The Irish government plans to ban the sale of new petrol and diesel vehicles by 2030, as part of a major strategy to protect the environment.
The aim is to ensure that all new cars and vans on Irish roads in 11 years' time are electric vehicles.
The proposed legislation was among 180 measures in the government's Climate Action Plan, published on Monday.
The document also includes a target to implement an EU-wide ban on non-recyclable plastic by 2030.
The Climate Action Plan states that the Republic of Ireland is "way off course" in its attempts to achieve its emissions targets.
Unveiling the plan on Monday, the Environment Minister Richard Bruton said Ireland was "currently 85% dependent on fossil fuels".
He said that at a time when the state's carbon footprint should be reducing, Ireland's greenhouse gas emissions "have been rising rapidly" and that trend had to be reversed.
He arrived at the launch in Grangegorman, north Dublin, on a hybrid electric bus, accompanied by Taoiseach (Irish Prime Minister) Leo Varadkar and several other members of the cabinet.
Mr Bruton said the plan was a roadmap to achieving existing 2030 emissions targets and would put Ireland "on a trajectory to achieve net zero carbon emissions by 2050".
The hope is that by the time the petrol and diesel vehicle ban is introduced in 2030 there will be 950,000 electric vehicles on Irish roads.
The government is set to invest in a "nationwide" charging network to power the new vehicles.
By 2025, at least one recharging point will be required at new non-residential buildings with more than 10 parking spaces.
In addition to banning the sale of new fossil fuel cars, the government said it would stop granting National Car Test (NCT) certificates to such vehicles by 2045.
The compulsory inspection programme is carried out every year on vehicles that are more than 10 years old.

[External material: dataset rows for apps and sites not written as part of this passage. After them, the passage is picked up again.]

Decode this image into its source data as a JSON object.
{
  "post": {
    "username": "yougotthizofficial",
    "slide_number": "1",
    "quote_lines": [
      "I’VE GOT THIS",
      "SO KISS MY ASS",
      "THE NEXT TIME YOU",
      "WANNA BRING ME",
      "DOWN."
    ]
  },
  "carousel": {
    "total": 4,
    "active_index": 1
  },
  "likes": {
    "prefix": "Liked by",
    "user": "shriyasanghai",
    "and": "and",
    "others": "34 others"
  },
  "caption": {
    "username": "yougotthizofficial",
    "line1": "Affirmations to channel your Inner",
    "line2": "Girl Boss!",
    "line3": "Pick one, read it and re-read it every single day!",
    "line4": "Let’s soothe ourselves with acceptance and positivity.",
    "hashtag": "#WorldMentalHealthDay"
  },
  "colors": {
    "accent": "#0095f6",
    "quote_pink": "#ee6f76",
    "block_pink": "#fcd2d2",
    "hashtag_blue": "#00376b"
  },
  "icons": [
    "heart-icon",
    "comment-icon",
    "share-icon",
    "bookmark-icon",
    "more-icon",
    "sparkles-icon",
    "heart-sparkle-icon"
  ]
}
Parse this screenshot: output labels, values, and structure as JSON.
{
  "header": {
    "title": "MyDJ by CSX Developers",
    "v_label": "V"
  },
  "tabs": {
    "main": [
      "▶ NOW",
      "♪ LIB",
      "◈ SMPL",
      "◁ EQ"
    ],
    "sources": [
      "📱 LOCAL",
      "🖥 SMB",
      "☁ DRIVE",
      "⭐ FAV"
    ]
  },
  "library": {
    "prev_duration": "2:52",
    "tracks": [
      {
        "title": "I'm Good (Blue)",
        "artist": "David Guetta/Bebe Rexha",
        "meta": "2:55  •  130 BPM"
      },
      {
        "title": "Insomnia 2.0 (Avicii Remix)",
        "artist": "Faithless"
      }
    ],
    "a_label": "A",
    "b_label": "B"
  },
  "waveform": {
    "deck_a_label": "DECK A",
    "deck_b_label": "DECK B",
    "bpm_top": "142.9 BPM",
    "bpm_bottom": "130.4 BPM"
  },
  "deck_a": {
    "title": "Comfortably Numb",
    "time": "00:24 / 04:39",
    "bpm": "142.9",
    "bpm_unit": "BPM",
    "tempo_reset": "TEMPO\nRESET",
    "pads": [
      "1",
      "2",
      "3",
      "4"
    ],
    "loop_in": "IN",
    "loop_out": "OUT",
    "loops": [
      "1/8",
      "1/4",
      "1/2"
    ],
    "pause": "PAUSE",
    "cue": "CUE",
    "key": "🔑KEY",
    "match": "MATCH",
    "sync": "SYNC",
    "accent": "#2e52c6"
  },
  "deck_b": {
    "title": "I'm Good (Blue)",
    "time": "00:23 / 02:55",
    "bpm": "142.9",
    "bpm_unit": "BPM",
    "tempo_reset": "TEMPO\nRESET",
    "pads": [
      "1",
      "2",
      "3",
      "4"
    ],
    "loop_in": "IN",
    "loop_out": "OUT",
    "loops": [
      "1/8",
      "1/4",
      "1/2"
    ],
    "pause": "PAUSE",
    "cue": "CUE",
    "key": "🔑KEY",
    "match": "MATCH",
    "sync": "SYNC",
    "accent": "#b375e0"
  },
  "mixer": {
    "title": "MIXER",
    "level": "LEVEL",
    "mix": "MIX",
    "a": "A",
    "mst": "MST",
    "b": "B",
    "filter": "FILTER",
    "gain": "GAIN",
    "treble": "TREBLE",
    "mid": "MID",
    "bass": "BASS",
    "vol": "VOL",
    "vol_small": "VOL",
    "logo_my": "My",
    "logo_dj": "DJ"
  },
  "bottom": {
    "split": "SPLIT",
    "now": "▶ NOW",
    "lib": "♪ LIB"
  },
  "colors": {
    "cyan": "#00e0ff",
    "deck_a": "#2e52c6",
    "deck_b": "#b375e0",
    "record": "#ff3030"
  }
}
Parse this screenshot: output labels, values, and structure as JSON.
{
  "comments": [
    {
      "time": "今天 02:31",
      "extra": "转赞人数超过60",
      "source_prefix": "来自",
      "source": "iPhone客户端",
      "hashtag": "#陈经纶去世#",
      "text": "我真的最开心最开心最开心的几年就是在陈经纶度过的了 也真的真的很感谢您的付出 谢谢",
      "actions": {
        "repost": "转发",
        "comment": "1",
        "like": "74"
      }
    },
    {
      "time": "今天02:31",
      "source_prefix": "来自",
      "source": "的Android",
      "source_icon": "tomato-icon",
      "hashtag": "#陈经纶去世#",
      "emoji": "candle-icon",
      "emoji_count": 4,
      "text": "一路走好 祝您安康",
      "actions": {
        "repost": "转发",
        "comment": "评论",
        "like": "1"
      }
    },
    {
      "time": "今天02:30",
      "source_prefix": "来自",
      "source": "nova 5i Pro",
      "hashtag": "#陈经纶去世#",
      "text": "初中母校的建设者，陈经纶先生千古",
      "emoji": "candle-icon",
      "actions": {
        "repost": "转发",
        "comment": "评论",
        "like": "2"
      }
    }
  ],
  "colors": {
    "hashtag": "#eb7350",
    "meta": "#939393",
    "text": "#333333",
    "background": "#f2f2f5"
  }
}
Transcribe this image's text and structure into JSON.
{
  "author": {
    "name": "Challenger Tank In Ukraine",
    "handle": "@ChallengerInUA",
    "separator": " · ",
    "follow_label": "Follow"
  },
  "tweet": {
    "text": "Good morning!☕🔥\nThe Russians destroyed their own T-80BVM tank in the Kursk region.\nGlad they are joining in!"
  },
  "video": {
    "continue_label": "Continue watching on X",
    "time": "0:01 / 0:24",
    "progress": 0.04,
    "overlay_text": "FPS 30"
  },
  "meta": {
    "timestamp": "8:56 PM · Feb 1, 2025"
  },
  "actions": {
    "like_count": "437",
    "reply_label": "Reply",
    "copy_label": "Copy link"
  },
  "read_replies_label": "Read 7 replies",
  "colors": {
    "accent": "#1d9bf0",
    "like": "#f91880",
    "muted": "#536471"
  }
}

Mr Bruton said climate targets would be set for every relevant sector of government and public body, including housing; transport; agriculture and the public sector.
The relevant minister will be responsible for achieving the target, with "penalties" if they are not met, he tweeted.
Up to 500,000 homes are to be included in a "retrofit plan" to make them more energy efficient.
As well as the ban on non-recyclable plastic, higher fees will be imposed on the production of materials that are difficult to recycle.
Government departments and bodies have also been instructed to stop buying single-use plastic cups, cutlery and straws.
"Ultimately this is about securing a better, healthier, more resilient future for the country," the minister said.
Opposition parties have given a cautious welcome to the plan, but some claimed it lacked detail and did not focus strongly enough on public transport.
The Green Party and Sinn Féin both called for more investment in public transport infrastructure, while Fianna Fáil complained that the plan was not costed.